1 medium ONION (chopped)
3 cloves GARLIC (finely chopped)
1 HOT PEPPER (finely chopped)
1 ½ cup WATER (or broth)
SALT (to taste)

Heat olive oil on medium high heat and then add onions. Stir for 1 minute and add mustard seeds, hot pepper, and garlic. Continue sautéing for a couple more minutes. Stir in chili powder, paprika, and turmeric. Add salt and tomato paste and mix well. Pour in 1 ½ cups of water, stir, cover pot and turn up the heat and bring the pot to a boil. After ingredients come to a boil, stir in the couscous and mix well. Cover and remove from heat and allow pot to sit for 5 minutes. After 5 minutes the couscous will have completely absorbed all the water. Uncover and immediately fluff with a fork—this will keep the couscous for overcooking and becoming a sticky, starchy mess; couscous should be light and fluffy, and in this case, nice and spicy, too.

Bon appétit!

Thursday, April 5, 2012

Chana Masala Recipe

Chana masala is a kick-ass Indian chick pea dish. It’s super easy to make and a great introduction to Indian cooking.

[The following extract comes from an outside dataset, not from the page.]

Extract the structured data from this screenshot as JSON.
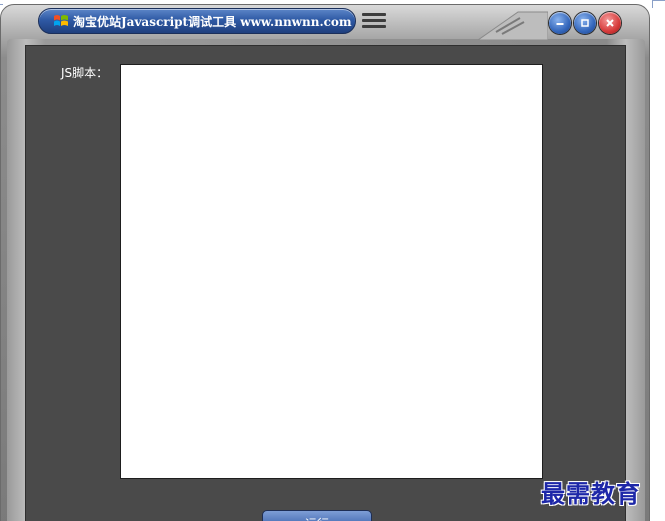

There are literally one zillion billion versions of this dish, and 99% of them are probably awesome. Many chana masala recipes include onion, but I think it’s fine without (I make so many Indian dishes with onions, it’s nice to have a few that are onion-free). I do include asafoetida (hing) and besan (chick pea flour). These ingredients are great in this dish, but not necessary. If not using besan, just add ½ cup of water instead of 1 cup. The asafoetida is wonderful. It stinks. Man, it stinks. It’s also called “devil’s dung”. But that’s just when it’s raw, once you toss it into a simmering skillet, it transforms into a sharp, oniony weirdness that will pleasantly remind you of your favorite Indian restaurant. I’ve only been able to find asafoetida at international food markets, but it’s worth acquiring—especially if you want to make a habit of cooking great Indian dishes at home. If foregoing the asafoetida, try adding 1 finely chopped medium-sized onion between the cumin seeds and the tomatoes. Coriander powder is great in this dish, too. But the way I usually prepare it is like this:

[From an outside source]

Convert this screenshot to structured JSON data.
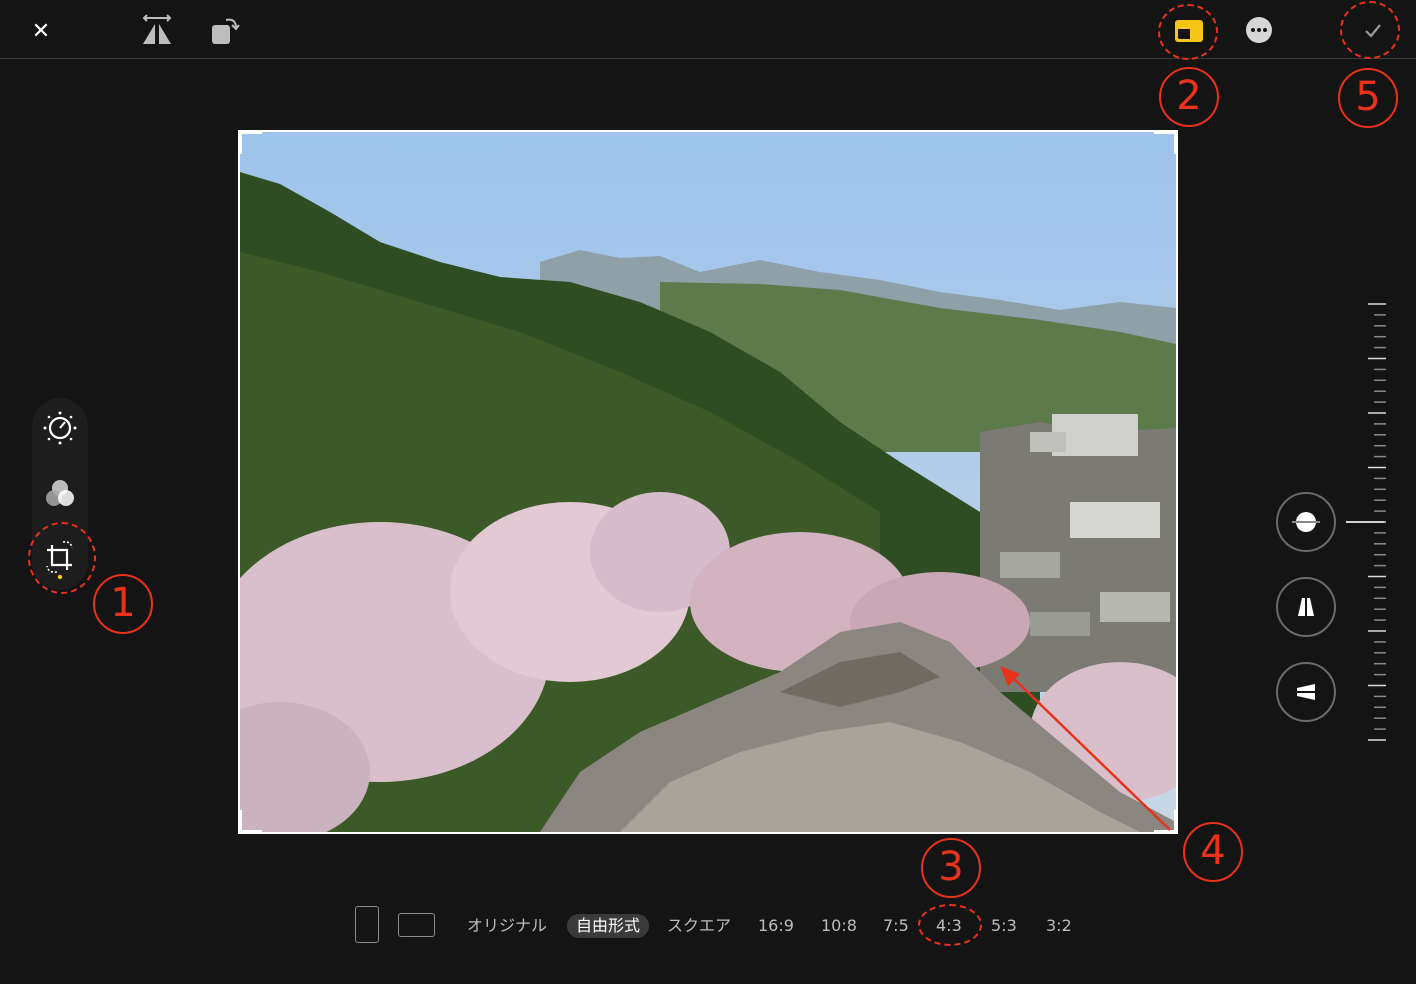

1 15 oz can CHICK PEAS (or 2 cups)
1 15 oz can DICED TOMATOES (or 2 fresh diced)
1 tsp GARLIC (minced)
1 tsp GINGER (minced)
1 HOT PEPPER (minced)
1-2 Tbsp OLIVE OIL
1 Tbsp CHICK PEA FLOUR (also called besan)
1/8 tsp ASAFOETIDA (optional, also called hing)
SALT (to taste)

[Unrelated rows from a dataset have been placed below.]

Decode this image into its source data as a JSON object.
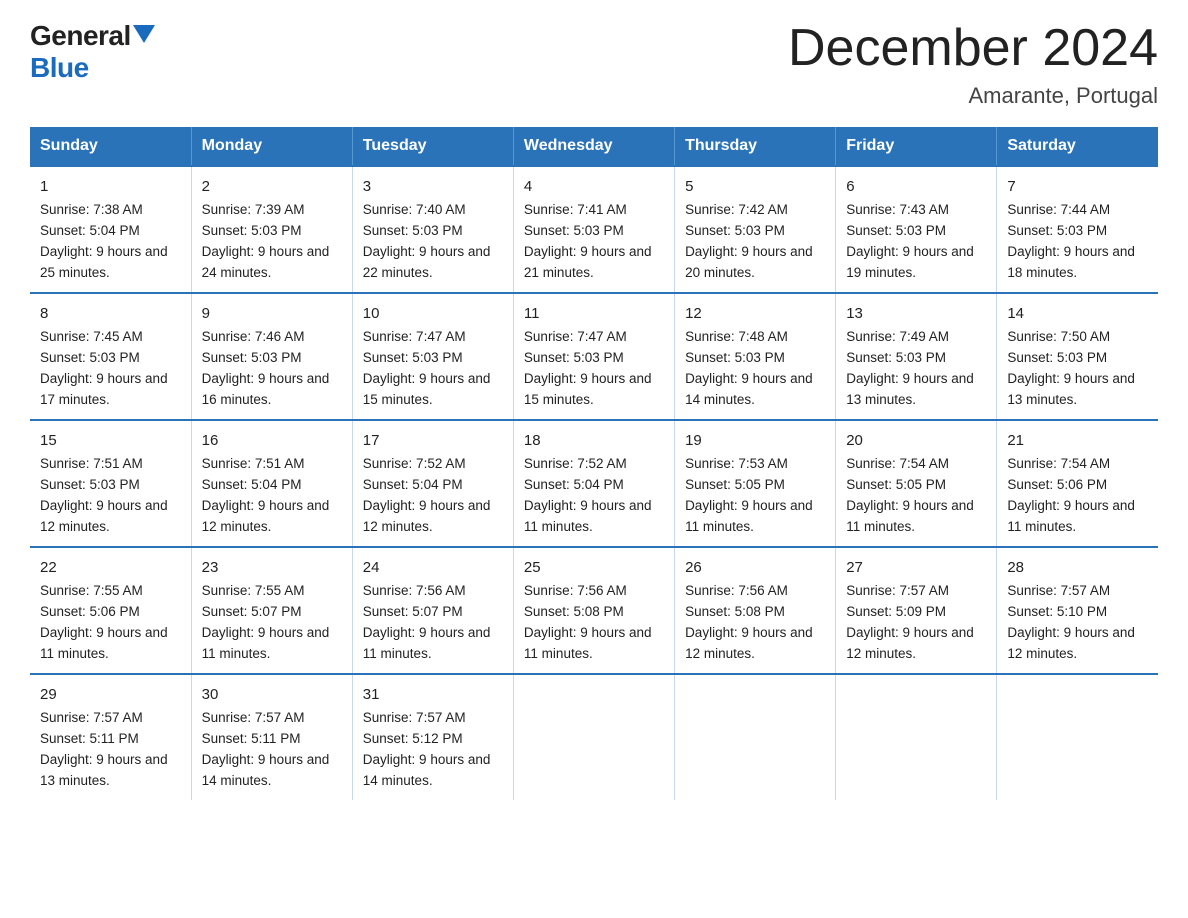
{
  "logo": {
    "general": "General",
    "blue": "Blue"
  },
  "title": "December 2024",
  "subtitle": "Amarante, Portugal",
  "days_of_week": [
    "Sunday",
    "Monday",
    "Tuesday",
    "Wednesday",
    "Thursday",
    "Friday",
    "Saturday"
  ],
  "weeks": [
    [
      {
        "day": "1",
        "sunrise": "7:38 AM",
        "sunset": "5:04 PM",
        "daylight": "9 hours and 25 minutes."
      },
      {
        "day": "2",
        "sunrise": "7:39 AM",
        "sunset": "5:03 PM",
        "daylight": "9 hours and 24 minutes."
      },
      {
        "day": "3",
        "sunrise": "7:40 AM",
        "sunset": "5:03 PM",
        "daylight": "9 hours and 22 minutes."
      },
      {
        "day": "4",
        "sunrise": "7:41 AM",
        "sunset": "5:03 PM",
        "daylight": "9 hours and 21 minutes."
      },
      {
        "day": "5",
        "sunrise": "7:42 AM",
        "sunset": "5:03 PM",
        "daylight": "9 hours and 20 minutes."
      },
      {
        "day": "6",
        "sunrise": "7:43 AM",
        "sunset": "5:03 PM",
        "daylight": "9 hours and 19 minutes."
      },
      {
        "day": "7",
        "sunrise": "7:44 AM",
        "sunset": "5:03 PM",
        "daylight": "9 hours and 18 minutes."
      }
    ],
    [
      {
        "day": "8",
        "sunrise": "7:45 AM",
        "sunset": "5:03 PM",
        "daylight": "9 hours and 17 minutes."
      },
      {
        "day": "9",
        "sunrise": "7:46 AM",
        "sunset": "5:03 PM",
        "daylight": "9 hours and 16 minutes."
      },
      {
        "day": "10",
        "sunrise": "7:47 AM",
        "sunset": "5:03 PM",
        "daylight": "9 hours and 15 minutes."
      },
      {
        "day": "11",
        "sunrise": "7:47 AM",
        "sunset": "5:03 PM",
        "daylight": "9 hours and 15 minutes."
      },
      {
        "day": "12",
        "sunrise": "7:48 AM",
        "sunset": "5:03 PM",
        "daylight": "9 hours and 14 minutes."
      },
      {
        "day": "13",
        "sunrise": "7:49 AM",
        "sunset": "5:03 PM",
        "daylight": "9 hours and 13 minutes."
      },
      {
        "day": "14",
        "sunrise": "7:50 AM",
        "sunset": "5:03 PM",
        "daylight": "9 hours and 13 minutes."
      }
    ],
    [
      {
        "day": "15",
        "sunrise": "7:51 AM",
        "sunset": "5:03 PM",
        "daylight": "9 hours and 12 minutes."
      },
      {
        "day": "16",
        "sunrise": "7:51 AM",
        "sunset": "5:04 PM",
        "daylight": "9 hours and 12 minutes."
      },
      {
        "day": "17",
        "sunrise": "7:52 AM",
        "sunset": "5:04 PM",
        "daylight": "9 hours and 12 minutes."
      },
      {
        "day": "18",
        "sunrise": "7:52 AM",
        "sunset": "5:04 PM",
        "daylight": "9 hours and 11 minutes."
      },
      {
        "day": "19",
        "sunrise": "7:53 AM",
        "sunset": "5:05 PM",
        "daylight": "9 hours and 11 minutes."
      },
      {
        "day": "20",
        "sunrise": "7:54 AM",
        "sunset": "5:05 PM",
        "daylight": "9 hours and 11 minutes."
      },
      {
        "day": "21",
        "sunrise": "7:54 AM",
        "sunset": "5:06 PM",
        "daylight": "9 hours and 11 minutes."
      }
    ],
    [
      {
        "day": "22",
        "sunrise": "7:55 AM",
        "sunset": "5:06 PM",
        "daylight": "9 hours and 11 minutes."
      },
      {
        "day": "23",
        "sunrise": "7:55 AM",
        "sunset": "5:07 PM",
        "daylight": "9 hours and 11 minutes."
      },
      {
        "day": "24",
        "sunrise": "7:56 AM",
        "sunset": "5:07 PM",
        "daylight": "9 hours and 11 minutes."
      },
      {
        "day": "25",
        "sunrise": "7:56 AM",
        "sunset": "5:08 PM",
        "daylight": "9 hours and 11 minutes."
      },
      {
        "day": "26",
        "sunrise": "7:56 AM",
        "sunset": "5:08 PM",
        "daylight": "9 hours and 12 minutes."
      },
      {
        "day": "27",
        "sunrise": "7:57 AM",
        "sunset": "5:09 PM",
        "daylight": "9 hours and 12 minutes."
      },
      {
        "day": "28",
        "sunrise": "7:57 AM",
        "sunset": "5:10 PM",
        "daylight": "9 hours and 12 minutes."
      }
    ],
    [
      {
        "day": "29",
        "sunrise": "7:57 AM",
        "sunset": "5:11 PM",
        "daylight": "9 hours and 13 minutes."
      },
      {
        "day": "30",
        "sunrise": "7:57 AM",
        "sunset": "5:11 PM",
        "daylight": "9 hours and 14 minutes."
      },
      {
        "day": "31",
        "sunrise": "7:57 AM",
        "sunset": "5:12 PM",
        "daylight": "9 hours and 14 minutes."
      },
      null,
      null,
      null,
      null
    ]
  ]
}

In a skillet, heat oil on medium high heat. When the oil is heated, add the cumin seeds and asafoetida. Stir and allow to simmer for just a few moments. Once the seeds begin to crack, add the chick pea flour and continue stirring. The flour will absorb the oil. Stir for approx. 1 minute and then add the diced tomatoes. Mix well and allow the tomatoes to bubble. As the tomatoes cook down, you can crush them with your stirrer for a smoother chana massala. Add the minced ginger and garlic and hot pepper. Add the chili powder and turmeric. After the tomatoes have cooked 4-5 minutes, add the chick peas, garam masala, and salt to taste. Mix well and add 1 cup of water. Bring the dish to a bubble, then reduce to a simmer, cover, and allow cooking for 10 minutes.
After 10 minutes, the chick peas will be soft. Use a fork or potato masher to smash some of the chick peas, this will help thicken the chana masala along with the chick pea flour added earlier. Simmer uncovered to the desired consistency, remove and serve. Garnish with fresh coriander leaves. Serve with rice or on its own, it’s great either way.

Bon appétit!